Onondaga County lawmakers begin going over County Executive Joanie Mahoney's proposed budget with a fine tooth comb Monday. The final result will most likely look different from $1.25 billion plan Mahoney proposed last week.
The budget is encased in a three-inch thick white binder, chock full of numbers and explanations of programs and revenues. What lawmakers have to do is decide whether they agree with these numbers. When it comes to property taxes, Mahoney says the tax rate will stay the same, however tax bills would go up in 18 towns and one village under her spending plan.
"Because of the sales tax sharing formula, there's still adjustments as to how those dollars are shared, and what towns do with their portion when they get it. Some take it as a credits, so you'll see a difference."
Onondaga County Legislature Chairman Ryan McMahon says that is one thing that ought to change, although he won't go so far as to promise no increased taxes at all. McMahon says the legislature will look for places to cut in the budget, as well as take a close look at the revenue estimates coming from the county executive,
"I'm not committing to that; that would be a heavy lift," said McMahon. "I think we need our analysts to look at the revenue projections the county executive's team has come up with, see if we agree with them, based off past performance and at the same time we need to look at strategic areas in the budget where there may be cuts."
Mahoney is also proposing using some of the county's fund balance, or savings account, to cover a four and a half million dollar deficit. McMahon says that is something else that will probably change after lawmakers are finished going over the budget.
"At the end of the day, we'll see if we even use fund balance in our budget," said McMahon. We need to look at revenues, we need to look at where spending dollars are, and we'll take the next two-and-a-half to three weeks to do that."
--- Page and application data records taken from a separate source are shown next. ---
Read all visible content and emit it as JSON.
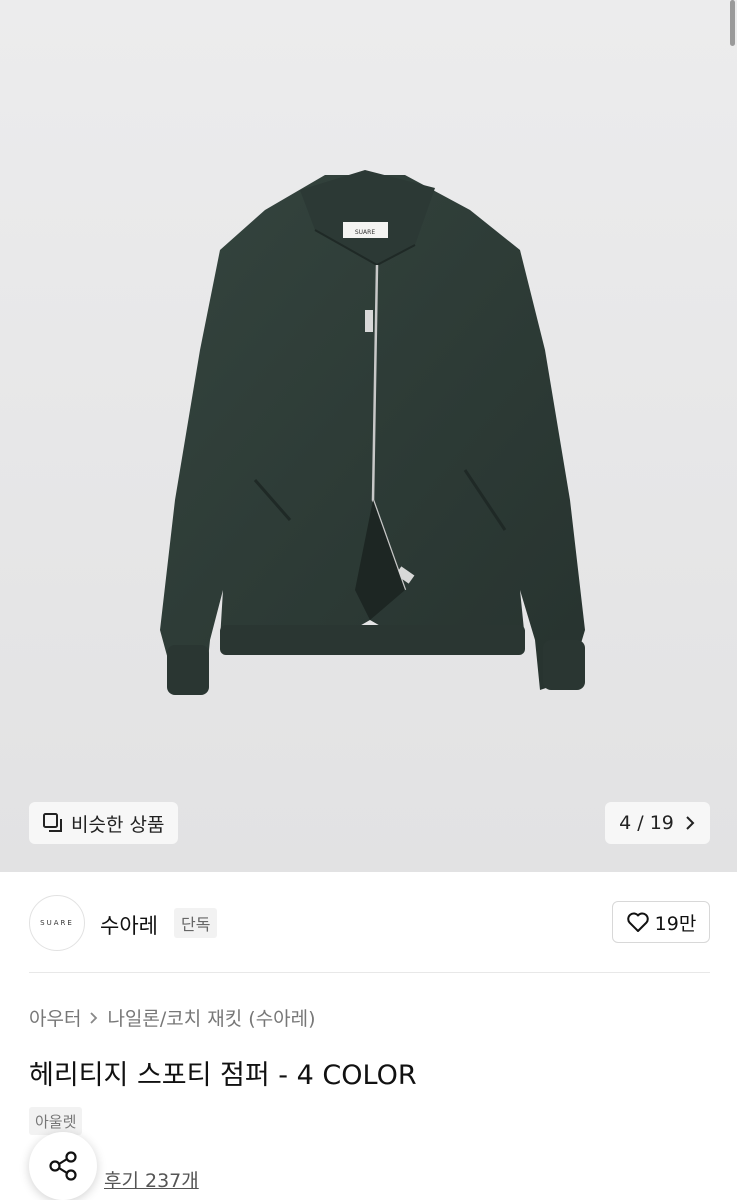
{
  "gallery": {
    "brand_label_on_image": "SUARE",
    "similar_label": "비슷한 상품",
    "counter": "4 / 19",
    "current_index": 4,
    "total": 19
  },
  "brand": {
    "logo_text": "SUARE",
    "name": "수아레",
    "badge": "단독",
    "likes": "19만"
  },
  "breadcrumb": {
    "category": "아우터",
    "subcategory": "나일론/코치 재킷 (수아레)"
  },
  "product": {
    "title": "헤리티지 스포티 점퍼 - 4 COLOR",
    "tag": "아울렛",
    "reviews": "후기 237개"
  },
  "colors": {
    "jacket": "#2f3d38",
    "background": "#e8e8e9"
  },
  "icons": [
    "copy-icon",
    "chevron-right-icon",
    "heart-icon",
    "share-icon"
  ]
}
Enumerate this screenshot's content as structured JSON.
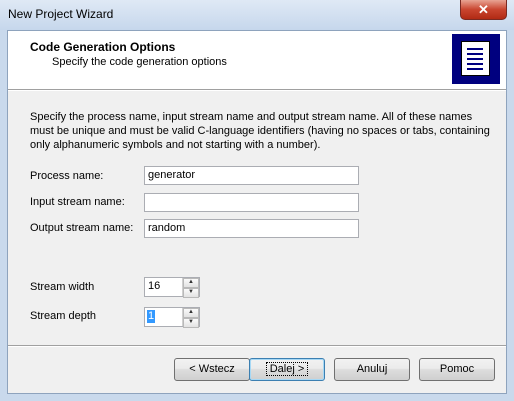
{
  "window": {
    "title": "New Project Wizard",
    "close_glyph": "✕"
  },
  "header": {
    "title": "Code Generation Options",
    "subtitle": "Specify the code generation options",
    "icon": "document-icon"
  },
  "description": "Specify the process name, input stream name and output stream name. All of these names must be unique and must be valid C-language identifiers (having no spaces or tabs, containing only alphanumeric symbols and not starting with a number).",
  "form": {
    "process_name": {
      "label": "Process name:",
      "value": "generator"
    },
    "input_stream_name": {
      "label": "Input stream name:",
      "value": ""
    },
    "output_stream_name": {
      "label": "Output stream name:",
      "value": "random"
    },
    "stream_width": {
      "label": "Stream width",
      "value": "16"
    },
    "stream_depth": {
      "label": "Stream depth",
      "value": "1"
    }
  },
  "buttons": {
    "back": "< Wstecz",
    "next": "Dalej >",
    "cancel": "Anuluj",
    "help": "Pomoc"
  }
}
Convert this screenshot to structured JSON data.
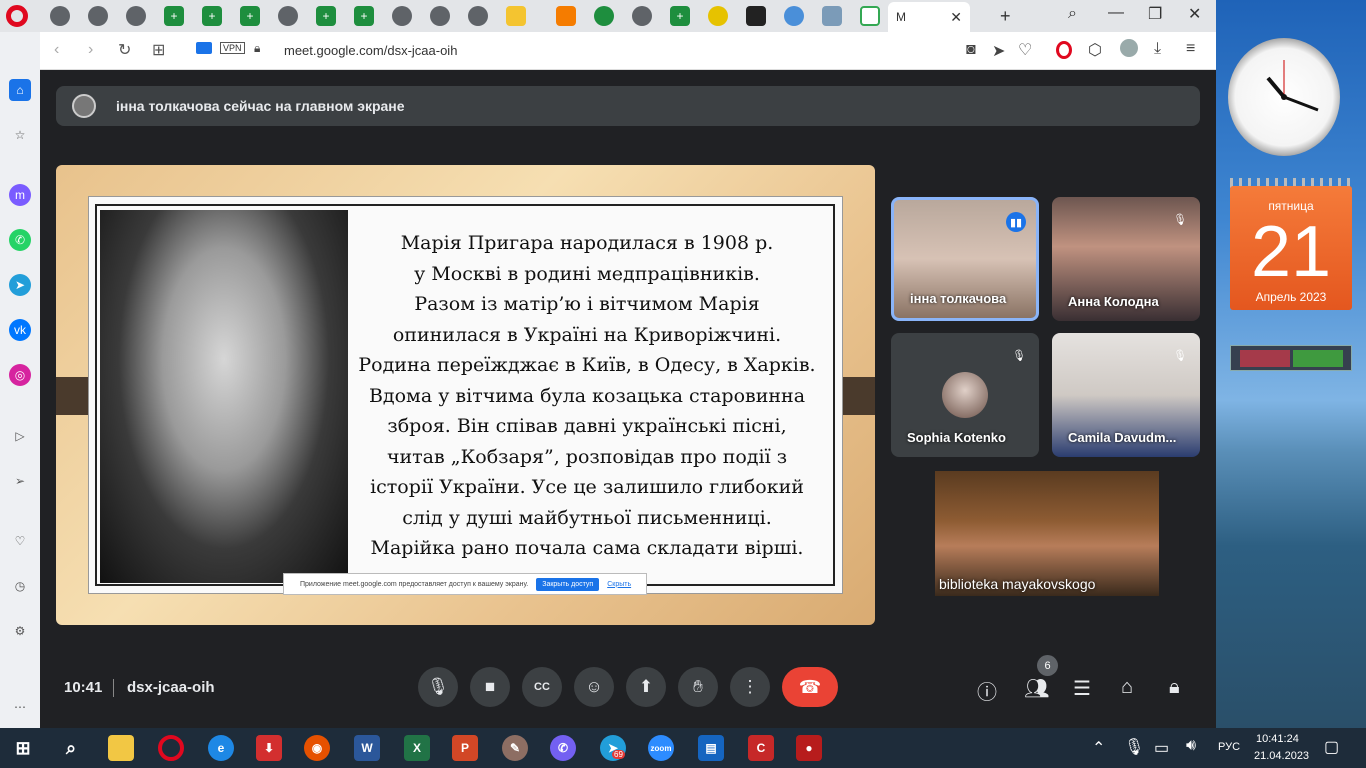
{
  "browser": {
    "active_tab_label": "М",
    "url": "meet.google.com/dsx-jcaa-oih",
    "vpn_label": "VPN"
  },
  "meet": {
    "banner_text": "інна толкачова сейчас на главном экране",
    "slide_lines": [
      "Марія Пригара народилася в 1908 р.",
      "у Москві в родині медпрацівників.",
      "Разом із матір’ю і вітчимом Марія",
      "опинилася в Україні на Криворіжчині.",
      "Родина переїжджає в Київ, в Одесу, в Харків.",
      "Вдома у вітчима була козацька старовинна",
      "зброя. Він співав давні українські пісні,",
      "читав „Кобзаря”, розповідав про події з",
      "історії України. Усе це залишило глибокий",
      "слід у душі майбутньої письменниці.",
      "Марійка рано почала сама складати вірші."
    ],
    "share_notice": {
      "text": "Приложение meet.google.com предоставляет доступ к вашему экрану.",
      "stop_button": "Закрыть доступ",
      "hide_link": "Скрыть"
    },
    "participants": [
      {
        "name": "інна толкачова"
      },
      {
        "name": "Анна Колодна"
      },
      {
        "name": "Sophia Kotenko"
      },
      {
        "name": "Camila Davudm..."
      }
    ],
    "self_view_name": "biblioteka mayakovskogo",
    "time": "10:41",
    "meeting_code": "dsx-jcaa-oih",
    "participant_count": "6"
  },
  "gadgets": {
    "calendar_weekday": "пятница",
    "calendar_day": "21",
    "calendar_month": "Апрель 2023"
  },
  "taskbar": {
    "lang": "РУС",
    "time": "10:41:24",
    "date": "21.04.2023",
    "telegram_badge": "69",
    "zoom_label": "zoom"
  },
  "colors": {
    "meet_bg": "#202124",
    "end_call": "#ea4335",
    "active_speaker_border": "#8ab4f8",
    "calendar": "#e4571f"
  }
}
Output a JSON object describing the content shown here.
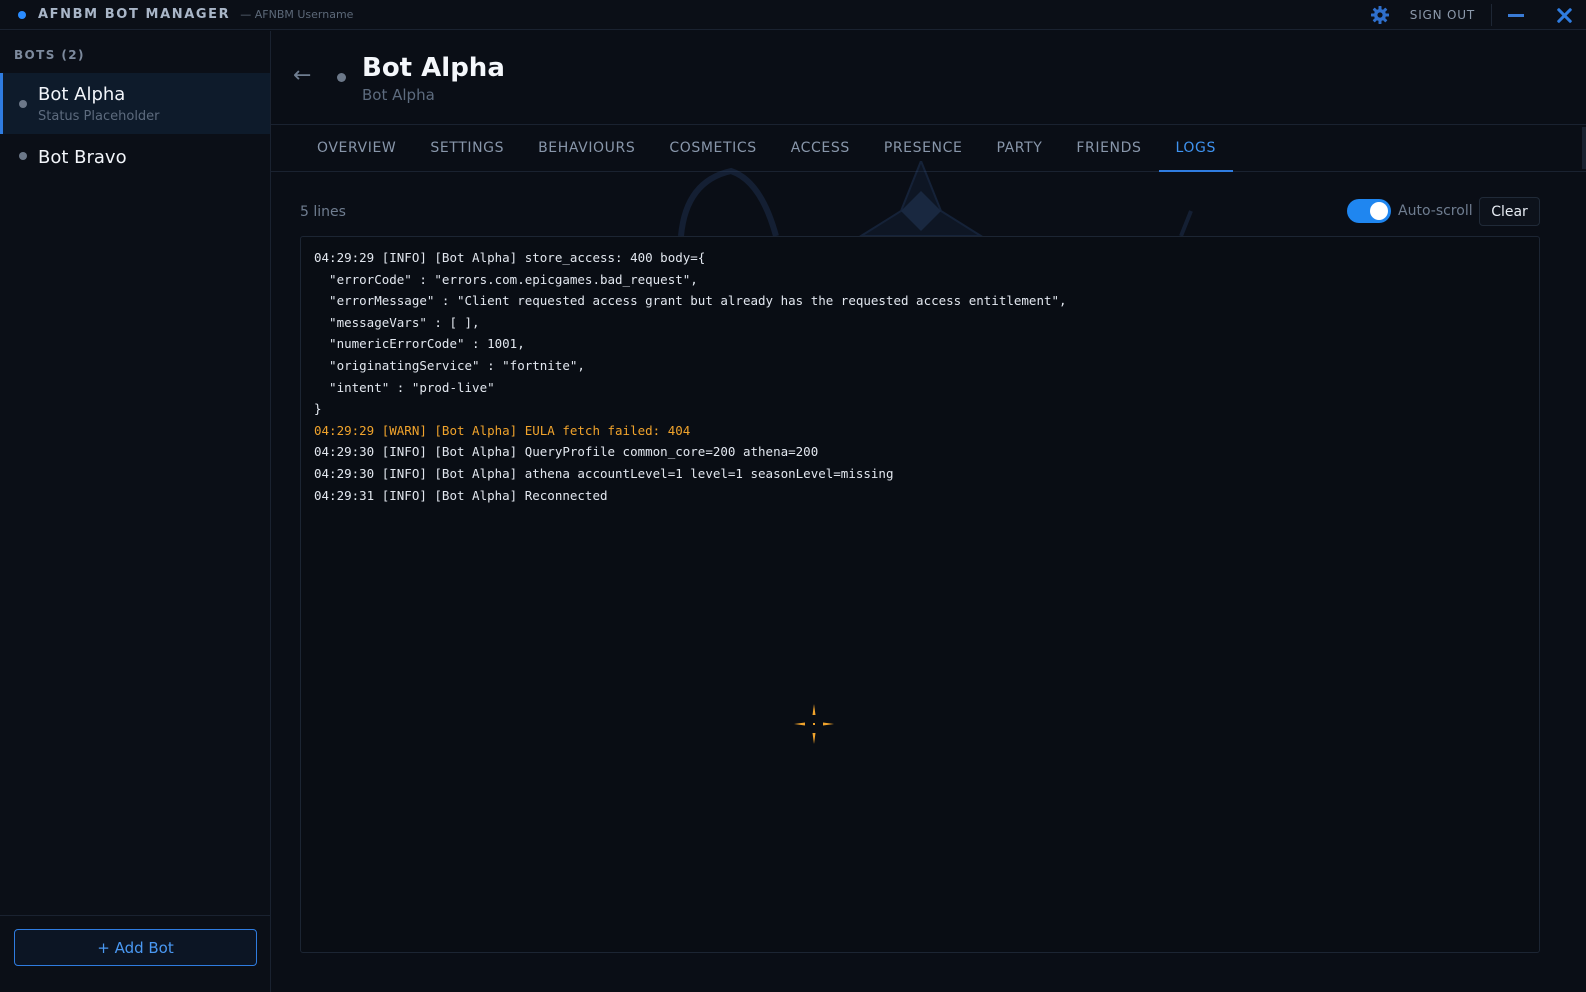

A public hearing is scheduled on the budget for October 4, and lawmakers will vote on a plan October 9.